_Data shown_.
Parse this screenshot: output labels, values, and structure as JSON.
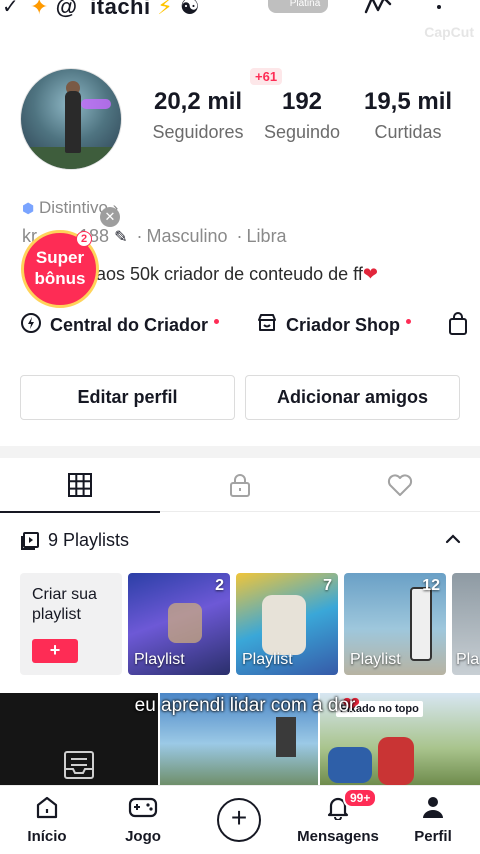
{
  "header": {
    "username_prefix": "@",
    "username": "itachi",
    "rank_badge": "Platina",
    "watermark": "CapCut",
    "icons": [
      "star-icon",
      "lightning-icon",
      "yin-yang-icon",
      "squiggle-icon",
      "more-icon"
    ]
  },
  "profile": {
    "new_followers_badge": "+61",
    "stats": [
      {
        "value": "20,2 mil",
        "label": "Seguidores"
      },
      {
        "value": "192",
        "label": "Seguindo"
      },
      {
        "value": "19,5 mil",
        "label": "Curtidas"
      }
    ],
    "distintivo": "Distintivo",
    "handle_partial": "kr",
    "handle_suffix": "188",
    "gender": "Masculino",
    "sign": "Libra",
    "bio": "aos 50k criador de conteudo de ff",
    "super_bonus": {
      "line1": "Super",
      "line2": "bônus",
      "count": "2"
    }
  },
  "links": {
    "creator_center": "Central do Criador",
    "creator_shop": "Criador Shop"
  },
  "buttons": {
    "edit_profile": "Editar perfil",
    "add_friends": "Adicionar amigos"
  },
  "playlists": {
    "header": "9 Playlists",
    "create_label": "Criar sua playlist",
    "create_button": "+",
    "items": [
      {
        "label": "Playlist",
        "count": "2"
      },
      {
        "label": "Playlist",
        "count": "7"
      },
      {
        "label": "Playlist",
        "count": "12"
      },
      {
        "label": "Pla",
        "count": ""
      }
    ]
  },
  "videos": {
    "caption": "eu aprendi lidar com a dor",
    "pinned_tag": "Fixado no topo"
  },
  "bottom_nav": {
    "home": "Início",
    "game": "Jogo",
    "create": "+",
    "messages": "Mensagens",
    "messages_badge": "99+",
    "profile": "Perfil"
  },
  "colors": {
    "accent": "#fe2c55",
    "text": "#161823",
    "muted": "#8a8a8a"
  }
}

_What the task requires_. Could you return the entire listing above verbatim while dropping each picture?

_Output of the task_.
Parse this screenshot: output labels, values, and structure as JSON.
{
  "header": {
    "username_prefix": "@",
    "username": "itachi",
    "rank_badge": "Platina",
    "watermark": "CapCut",
    "icons": [
      "star-icon",
      "lightning-icon",
      "yin-yang-icon",
      "squiggle-icon",
      "more-icon"
    ]
  },
  "profile": {
    "new_followers_badge": "+61",
    "stats": [
      {
        "value": "20,2 mil",
        "label": "Seguidores"
      },
      {
        "value": "192",
        "label": "Seguindo"
      },
      {
        "value": "19,5 mil",
        "label": "Curtidas"
      }
    ],
    "distintivo": "Distintivo",
    "handle_partial": "kr",
    "handle_suffix": "188",
    "gender": "Masculino",
    "sign": "Libra",
    "bio": "aos 50k criador de conteudo de ff",
    "super_bonus": {
      "line1": "Super",
      "line2": "bônus",
      "count": "2"
    }
  },
  "links": {
    "creator_center": "Central do Criador",
    "creator_shop": "Criador Shop"
  },
  "buttons": {
    "edit_profile": "Editar perfil",
    "add_friends": "Adicionar amigos"
  },
  "playlists": {
    "header": "9 Playlists",
    "create_label": "Criar sua playlist",
    "create_button": "+",
    "items": [
      {
        "label": "Playlist",
        "count": "2"
      },
      {
        "label": "Playlist",
        "count": "7"
      },
      {
        "label": "Playlist",
        "count": "12"
      },
      {
        "label": "Pla",
        "count": ""
      }
    ]
  },
  "videos": {
    "caption": "eu aprendi lidar com a dor",
    "pinned_tag": "Fixado no topo"
  },
  "bottom_nav": {
    "home": "Início",
    "game": "Jogo",
    "create": "+",
    "messages": "Mensagens",
    "messages_badge": "99+",
    "profile": "Perfil"
  },
  "colors": {
    "accent": "#fe2c55",
    "text": "#161823",
    "muted": "#8a8a8a"
  }
}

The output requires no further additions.